Task instructions →
For each line below that holds the word "false", make a copy.

##### Records

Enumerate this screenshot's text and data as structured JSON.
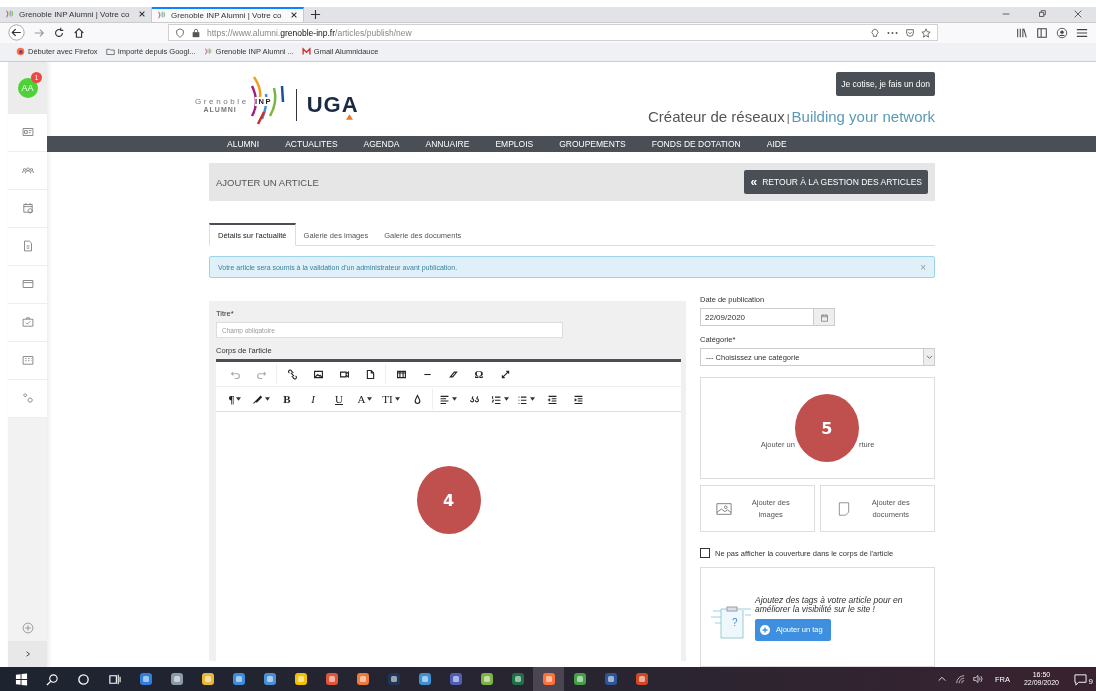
{
  "browser": {
    "tabs": [
      {
        "title": "Grenoble INP Alumni | Votre co",
        "selected": false
      },
      {
        "title": "Grenoble INP Alumni | Votre co",
        "selected": true
      }
    ],
    "url": {
      "prefix": "https://www.alumni.",
      "domain": "grenoble-inp.fr",
      "path": "/articles/publish/new"
    },
    "bookmarks": [
      {
        "kind": "firefox",
        "label": "Débuter avec Firefox"
      },
      {
        "kind": "folder",
        "label": "Importé depuis Googl..."
      },
      {
        "kind": "site",
        "label": "Grenoble INP Alumni ..."
      },
      {
        "kind": "mail",
        "label": "Gmail Alumnidauce"
      }
    ]
  },
  "sidebar": {
    "avatar": "AA",
    "badge": "1"
  },
  "header": {
    "logo": {
      "grenoble": "Grenoble",
      "inp": "INP",
      "alumni": "ALUMNI",
      "uga": "UGA"
    },
    "donate_button": "Je cotise, je fais un don",
    "tagline_fr": "Créateur de réseaux",
    "tagline_sep": "|",
    "tagline_en": "Building your network"
  },
  "menu": [
    "ALUMNI",
    "ACTUALITES",
    "AGENDA",
    "ANNUAIRE",
    "EMPLOIS",
    "GROUPEMENTS",
    "FONDS DE DOTATION",
    "AIDE"
  ],
  "page": {
    "title": "AJOUTER UN ARTICLE",
    "back_button": {
      "icon": "«",
      "label": "RETOUR À LA GESTION DES ARTICLES"
    }
  },
  "tabs": [
    {
      "label": "Détails sur l'actualité",
      "selected": true
    },
    {
      "label": "Galerie des images",
      "selected": false
    },
    {
      "label": "Galerie des documents",
      "selected": false
    }
  ],
  "alert": {
    "text": "Votre article sera soumis à la validation d'un administrateur avant publication.",
    "close": "×"
  },
  "form": {
    "title_label": "Titre*",
    "title_placeholder": "Champ obligatoire",
    "body_label": "Corps de l'article",
    "toolbar": [
      [
        {
          "kind": "undo",
          "disabled": true
        },
        {
          "kind": "redo",
          "disabled": true
        },
        {
          "kind": "sep"
        },
        {
          "kind": "link"
        },
        {
          "kind": "image"
        },
        {
          "kind": "video"
        },
        {
          "kind": "file"
        },
        {
          "kind": "sep"
        },
        {
          "kind": "table"
        },
        {
          "kind": "hr"
        },
        {
          "kind": "eraser"
        },
        {
          "kind": "glyph",
          "glyph": "Ω"
        },
        {
          "kind": "fullscreen"
        }
      ],
      [
        {
          "kind": "glyph",
          "glyph": "¶",
          "dropdown": true
        },
        {
          "kind": "brush",
          "dropdown": true
        },
        {
          "kind": "glyph",
          "glyph": "B"
        },
        {
          "kind": "glyph",
          "glyph": "I"
        },
        {
          "kind": "glyph",
          "glyph": "U"
        },
        {
          "kind": "glyph",
          "glyph": "A",
          "dropdown": true
        },
        {
          "kind": "glyph",
          "glyph": "TI",
          "dropdown": true
        },
        {
          "kind": "drop"
        },
        {
          "kind": "sep"
        },
        {
          "kind": "align",
          "dropdown": true
        },
        {
          "kind": "quote"
        },
        {
          "kind": "ol",
          "dropdown": true
        },
        {
          "kind": "ul",
          "dropdown": true
        },
        {
          "kind": "outdent"
        },
        {
          "kind": "indent"
        }
      ]
    ]
  },
  "side": {
    "date_label": "Date de publication",
    "date_value": "22/09/2020",
    "category_label": "Catégorie*",
    "category_value": "--- Choisissez une catégorie",
    "cover_start": "Ajouter un",
    "cover_end": "rture",
    "add_images": "Ajouter des images",
    "add_documents": "Ajouter des documents",
    "hide_cover_label": "Ne pas afficher la couverture dans le corps de l'article",
    "hide_cover_checked": false,
    "tags_text": "Ajoutez des tags à votre article pour en améliorer la visibilité sur le site !",
    "tags_question": "?",
    "add_tag_button": "Ajouter un tag"
  },
  "annotations": [
    {
      "label": "4"
    },
    {
      "label": "5"
    }
  ],
  "taskbar": {
    "language": "FRA",
    "time": "16:50",
    "date": "22/09/2020",
    "notifications": "9"
  }
}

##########

Answer box →
        "selected": false
      "selected": false
      "selected": false
    "hide_cover_checked": false,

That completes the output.